### ABOUT THIS TASK
Go through the entries below and copy each line containing the word "Information".

═════ TASK MATERIAL

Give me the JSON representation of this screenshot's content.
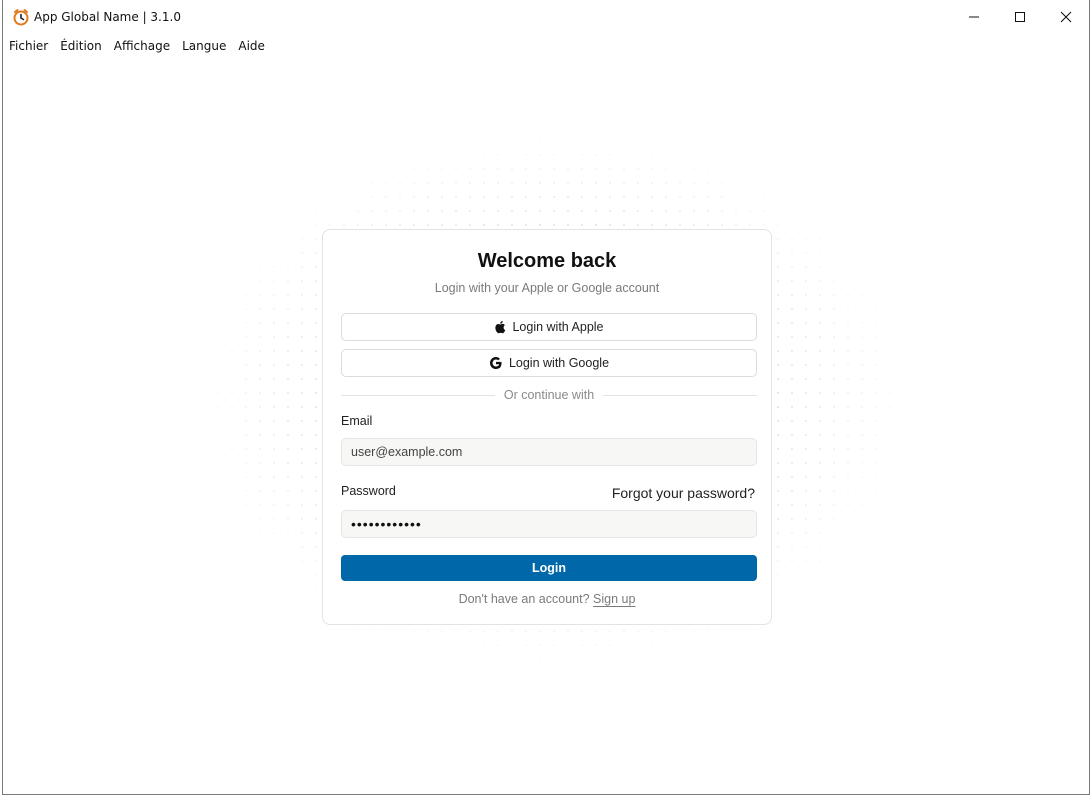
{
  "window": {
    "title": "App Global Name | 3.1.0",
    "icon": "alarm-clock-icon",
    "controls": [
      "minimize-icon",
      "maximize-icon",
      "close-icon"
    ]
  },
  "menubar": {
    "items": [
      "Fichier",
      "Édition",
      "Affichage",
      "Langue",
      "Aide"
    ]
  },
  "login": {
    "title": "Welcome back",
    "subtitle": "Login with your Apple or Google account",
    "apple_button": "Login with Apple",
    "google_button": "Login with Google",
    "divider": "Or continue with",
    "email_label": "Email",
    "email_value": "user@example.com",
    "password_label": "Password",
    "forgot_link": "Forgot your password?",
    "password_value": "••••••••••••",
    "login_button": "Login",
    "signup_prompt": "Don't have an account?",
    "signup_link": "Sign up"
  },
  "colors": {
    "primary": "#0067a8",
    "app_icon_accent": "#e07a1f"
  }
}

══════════
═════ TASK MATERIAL

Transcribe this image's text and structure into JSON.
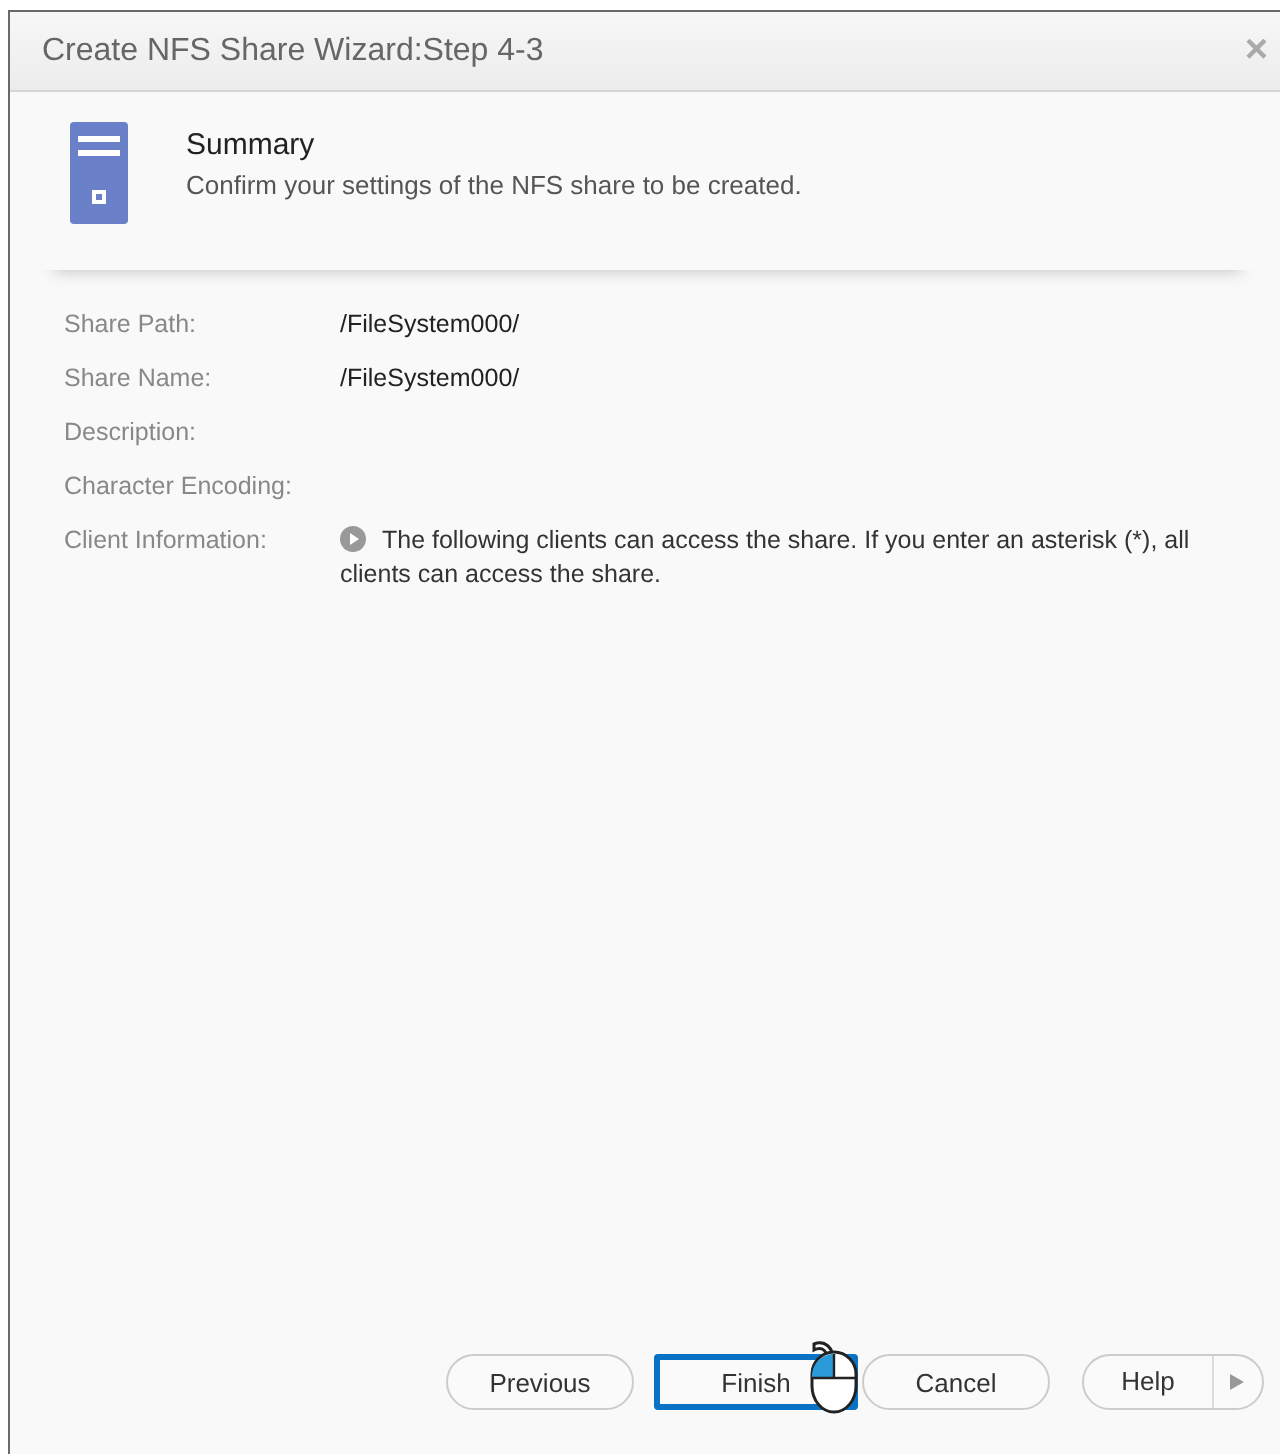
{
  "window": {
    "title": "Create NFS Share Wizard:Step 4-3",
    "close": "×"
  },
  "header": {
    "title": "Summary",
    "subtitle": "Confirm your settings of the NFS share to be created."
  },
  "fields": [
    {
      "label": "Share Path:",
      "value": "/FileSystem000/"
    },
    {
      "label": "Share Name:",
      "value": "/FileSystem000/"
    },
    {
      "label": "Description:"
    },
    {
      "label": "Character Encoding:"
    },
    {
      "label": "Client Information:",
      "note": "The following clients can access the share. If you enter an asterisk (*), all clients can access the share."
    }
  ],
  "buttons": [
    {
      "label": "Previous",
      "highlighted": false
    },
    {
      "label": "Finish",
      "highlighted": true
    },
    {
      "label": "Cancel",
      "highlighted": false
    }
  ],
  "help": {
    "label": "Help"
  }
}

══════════
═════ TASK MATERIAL

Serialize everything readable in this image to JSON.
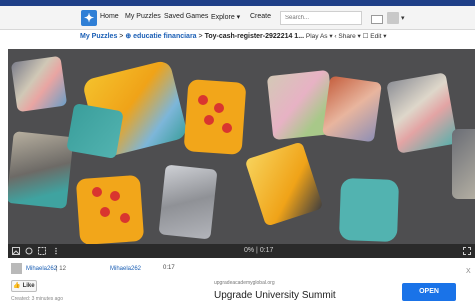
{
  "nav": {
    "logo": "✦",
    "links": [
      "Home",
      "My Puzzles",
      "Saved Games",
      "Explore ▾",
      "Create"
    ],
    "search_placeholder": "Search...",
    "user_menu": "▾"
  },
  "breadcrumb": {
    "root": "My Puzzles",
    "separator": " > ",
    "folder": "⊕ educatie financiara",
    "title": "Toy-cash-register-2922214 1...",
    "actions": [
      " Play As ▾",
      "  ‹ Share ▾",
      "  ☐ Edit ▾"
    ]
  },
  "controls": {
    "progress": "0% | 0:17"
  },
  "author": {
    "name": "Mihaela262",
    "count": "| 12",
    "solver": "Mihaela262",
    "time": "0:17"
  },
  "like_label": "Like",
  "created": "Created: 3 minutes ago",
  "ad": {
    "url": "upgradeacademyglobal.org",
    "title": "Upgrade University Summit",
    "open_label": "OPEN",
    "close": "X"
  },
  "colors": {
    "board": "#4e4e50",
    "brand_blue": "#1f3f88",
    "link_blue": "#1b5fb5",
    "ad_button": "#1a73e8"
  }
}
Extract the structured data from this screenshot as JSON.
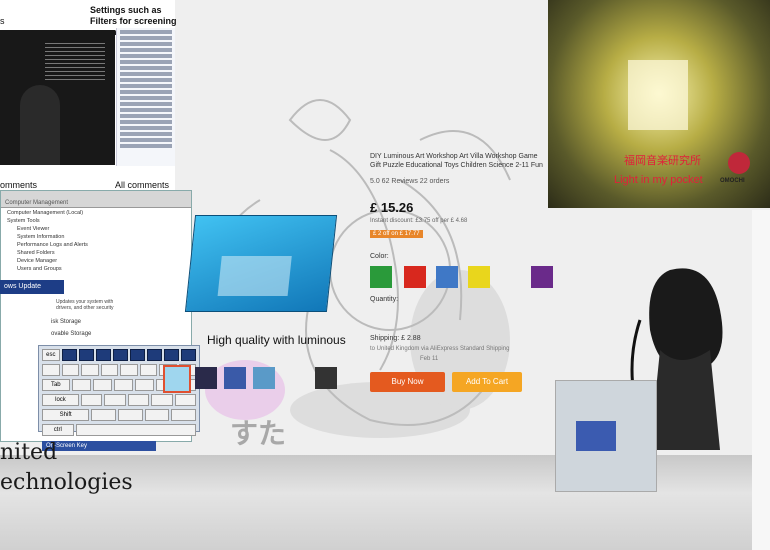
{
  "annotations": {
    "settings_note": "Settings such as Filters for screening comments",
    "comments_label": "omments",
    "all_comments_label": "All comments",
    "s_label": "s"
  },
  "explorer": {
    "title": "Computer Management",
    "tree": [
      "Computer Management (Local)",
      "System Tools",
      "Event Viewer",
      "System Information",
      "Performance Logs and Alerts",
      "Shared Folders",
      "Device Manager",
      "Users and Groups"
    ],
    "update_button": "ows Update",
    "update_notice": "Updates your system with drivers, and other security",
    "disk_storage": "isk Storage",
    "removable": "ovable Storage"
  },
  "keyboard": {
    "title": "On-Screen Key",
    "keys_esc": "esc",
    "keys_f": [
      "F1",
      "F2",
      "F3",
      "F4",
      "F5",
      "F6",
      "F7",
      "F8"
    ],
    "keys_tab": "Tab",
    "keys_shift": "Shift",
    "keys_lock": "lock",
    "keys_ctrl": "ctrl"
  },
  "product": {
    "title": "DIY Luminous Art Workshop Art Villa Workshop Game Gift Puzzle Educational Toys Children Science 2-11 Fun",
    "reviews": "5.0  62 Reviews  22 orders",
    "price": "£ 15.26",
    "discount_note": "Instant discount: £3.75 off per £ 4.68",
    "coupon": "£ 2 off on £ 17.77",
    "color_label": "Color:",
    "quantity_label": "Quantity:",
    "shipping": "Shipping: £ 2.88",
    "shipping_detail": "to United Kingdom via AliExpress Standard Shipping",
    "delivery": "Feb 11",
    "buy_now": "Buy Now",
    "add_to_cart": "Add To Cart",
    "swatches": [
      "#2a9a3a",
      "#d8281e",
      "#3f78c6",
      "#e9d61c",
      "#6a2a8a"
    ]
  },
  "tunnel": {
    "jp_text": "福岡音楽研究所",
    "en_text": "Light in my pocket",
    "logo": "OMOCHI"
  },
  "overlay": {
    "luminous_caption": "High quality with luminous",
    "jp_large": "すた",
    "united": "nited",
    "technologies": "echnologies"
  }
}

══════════

### RESPONSE BOX
      "label": "Client Information:",
      "System Information",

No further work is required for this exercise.